Though taken for "a utopian dream", Cini wrote, the idea had already been voiced as far back as 1582 by Gasparo Scaruffi from Reggio (1519-1584), who envisaged a single currency in pure gold and silver that could be "compared" to all the existing currencies, so as to overcome the "great confusion" generated by the excess money in circulation at that time *2. Scaruffi’s proposal however, was not acted upon.
Cini was aware of the difficulties that hindered the carrying out of such a plan, by individuals resistant "to changing rather long–standing habits, in the infinite number of calculations that are done at all times", to the necessity of establishing rules under which the new currency would have weight, size, and a material common to each State, namely, that it would always have "the same standard."

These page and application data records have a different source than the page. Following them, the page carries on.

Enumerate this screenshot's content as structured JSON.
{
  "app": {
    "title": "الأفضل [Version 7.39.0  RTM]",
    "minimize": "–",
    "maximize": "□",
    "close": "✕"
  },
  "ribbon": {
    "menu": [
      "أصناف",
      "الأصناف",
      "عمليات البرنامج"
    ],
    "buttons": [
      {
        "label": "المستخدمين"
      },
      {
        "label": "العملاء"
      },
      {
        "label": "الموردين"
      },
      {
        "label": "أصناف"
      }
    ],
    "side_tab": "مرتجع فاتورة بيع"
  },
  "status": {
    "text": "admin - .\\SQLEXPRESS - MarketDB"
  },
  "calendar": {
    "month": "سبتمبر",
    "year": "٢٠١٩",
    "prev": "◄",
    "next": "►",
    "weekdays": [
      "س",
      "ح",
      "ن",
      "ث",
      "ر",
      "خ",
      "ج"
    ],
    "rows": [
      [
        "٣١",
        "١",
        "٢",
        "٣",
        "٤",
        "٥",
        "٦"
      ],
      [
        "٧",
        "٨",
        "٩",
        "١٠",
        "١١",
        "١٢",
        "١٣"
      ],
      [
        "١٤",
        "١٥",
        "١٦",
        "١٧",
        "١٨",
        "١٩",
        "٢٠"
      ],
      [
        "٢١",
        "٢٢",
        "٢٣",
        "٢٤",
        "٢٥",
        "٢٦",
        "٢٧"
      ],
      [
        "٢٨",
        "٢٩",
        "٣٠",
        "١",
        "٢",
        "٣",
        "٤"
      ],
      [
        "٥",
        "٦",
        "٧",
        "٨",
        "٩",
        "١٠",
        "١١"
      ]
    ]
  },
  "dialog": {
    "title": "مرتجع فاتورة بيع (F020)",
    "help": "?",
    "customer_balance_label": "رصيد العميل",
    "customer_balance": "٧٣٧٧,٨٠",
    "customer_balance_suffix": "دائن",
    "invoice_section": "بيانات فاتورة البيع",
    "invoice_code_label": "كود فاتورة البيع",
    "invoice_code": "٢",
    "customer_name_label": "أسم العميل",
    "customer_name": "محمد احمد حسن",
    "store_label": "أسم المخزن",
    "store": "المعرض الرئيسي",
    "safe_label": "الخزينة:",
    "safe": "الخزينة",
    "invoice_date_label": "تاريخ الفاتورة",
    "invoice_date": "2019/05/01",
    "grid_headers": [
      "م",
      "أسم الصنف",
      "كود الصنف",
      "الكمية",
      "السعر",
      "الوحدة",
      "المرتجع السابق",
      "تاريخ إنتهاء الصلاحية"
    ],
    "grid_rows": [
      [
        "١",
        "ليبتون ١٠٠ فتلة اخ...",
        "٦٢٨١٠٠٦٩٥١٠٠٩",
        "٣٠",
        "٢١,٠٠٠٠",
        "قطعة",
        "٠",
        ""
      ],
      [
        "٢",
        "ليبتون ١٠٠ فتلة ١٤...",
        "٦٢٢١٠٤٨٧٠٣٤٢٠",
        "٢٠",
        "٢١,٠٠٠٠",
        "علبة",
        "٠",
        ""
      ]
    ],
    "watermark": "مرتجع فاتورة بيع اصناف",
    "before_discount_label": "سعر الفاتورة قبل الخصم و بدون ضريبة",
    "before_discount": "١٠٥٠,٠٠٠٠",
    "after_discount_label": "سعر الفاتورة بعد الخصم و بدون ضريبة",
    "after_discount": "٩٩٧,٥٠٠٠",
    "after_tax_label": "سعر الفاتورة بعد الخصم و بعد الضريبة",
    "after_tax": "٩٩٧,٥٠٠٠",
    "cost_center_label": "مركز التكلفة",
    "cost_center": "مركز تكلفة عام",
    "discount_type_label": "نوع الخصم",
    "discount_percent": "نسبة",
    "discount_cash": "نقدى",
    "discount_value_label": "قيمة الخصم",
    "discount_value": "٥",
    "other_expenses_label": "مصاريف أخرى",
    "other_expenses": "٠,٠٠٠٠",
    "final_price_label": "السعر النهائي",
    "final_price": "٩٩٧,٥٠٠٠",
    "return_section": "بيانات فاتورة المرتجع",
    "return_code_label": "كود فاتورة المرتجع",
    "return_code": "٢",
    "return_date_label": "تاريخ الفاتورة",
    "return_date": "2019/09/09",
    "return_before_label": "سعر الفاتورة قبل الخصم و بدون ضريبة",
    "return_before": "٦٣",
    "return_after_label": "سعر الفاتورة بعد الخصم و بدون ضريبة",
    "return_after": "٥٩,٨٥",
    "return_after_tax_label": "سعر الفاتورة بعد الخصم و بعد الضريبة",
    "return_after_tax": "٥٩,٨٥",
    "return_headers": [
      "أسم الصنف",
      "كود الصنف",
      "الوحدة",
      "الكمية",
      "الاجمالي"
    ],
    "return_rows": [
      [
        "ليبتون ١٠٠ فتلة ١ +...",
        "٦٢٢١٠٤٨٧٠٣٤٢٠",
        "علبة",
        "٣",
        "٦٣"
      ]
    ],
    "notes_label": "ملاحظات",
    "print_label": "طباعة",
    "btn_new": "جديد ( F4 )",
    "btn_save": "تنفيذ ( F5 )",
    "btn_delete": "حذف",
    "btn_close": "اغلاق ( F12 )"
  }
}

It is the world's most ancient flour and it was discovered in Tuscany. This discovery – which has radically changed our understanding of Paleolithic humans and their diet – was presented in Florence at an event entitled The Earliest Flour in Tuscany – Origins of a Diet, aimed at exploring the subject of dietary evolution, set in the framework of Expo 2015.
The story began 30,000 years ago when a group of homo sapiens settled temporarily in the Bilancino area, on the banks of the Sieve River. Thousands of years passed until 1995-1996 when the area was to be flooded so as to create an artificial lake for use as the Bilancino reservoir. A group of archaeologists discovered where a Paleolithic camp had been set up at one time later covered with silt by the Sieve.
2015 – a year of anniversaries and of events.
Among the first anniversaries are the 100th anniversary of Italy’s disastrous entry into the First World War on 24 May 1915, the 70th of the Liberation from German occupation, and the 150th of Florence as capital of the new unified Italy. As for events, we clearly think immediately of “EXPO 2015, Feed the Planet, Energy for Life”, which opened just a few days ago and which is probably the biggest media event of the year.
However 2015 marks another anniversary that perhaps most people do not know of, the anniversary of Richard Cobden’s death, the English father of liberalism and a promoter of free trade among nations, on 2 April 1865.
Faithful to its origins, the Florentine Georgofili Academy could not help but admire the man who tried to steer England from an ironclad protectionist policy to broader horizons characterized by the cooperation and generosity between peoples.
The Agricultural Exhibitions were started during the Grand Duchy of Tuscany as a result of an 1838 proposal by the Georgofili, and were held periodically.
After Italy’s unification, Ricasoli’s provisional government, with a special law, decreed that an “exhibition of Italian products” be held in Florence. All this notwithstanding the Expedition of the 1000 was in progress and Rome and Venice were not yet united.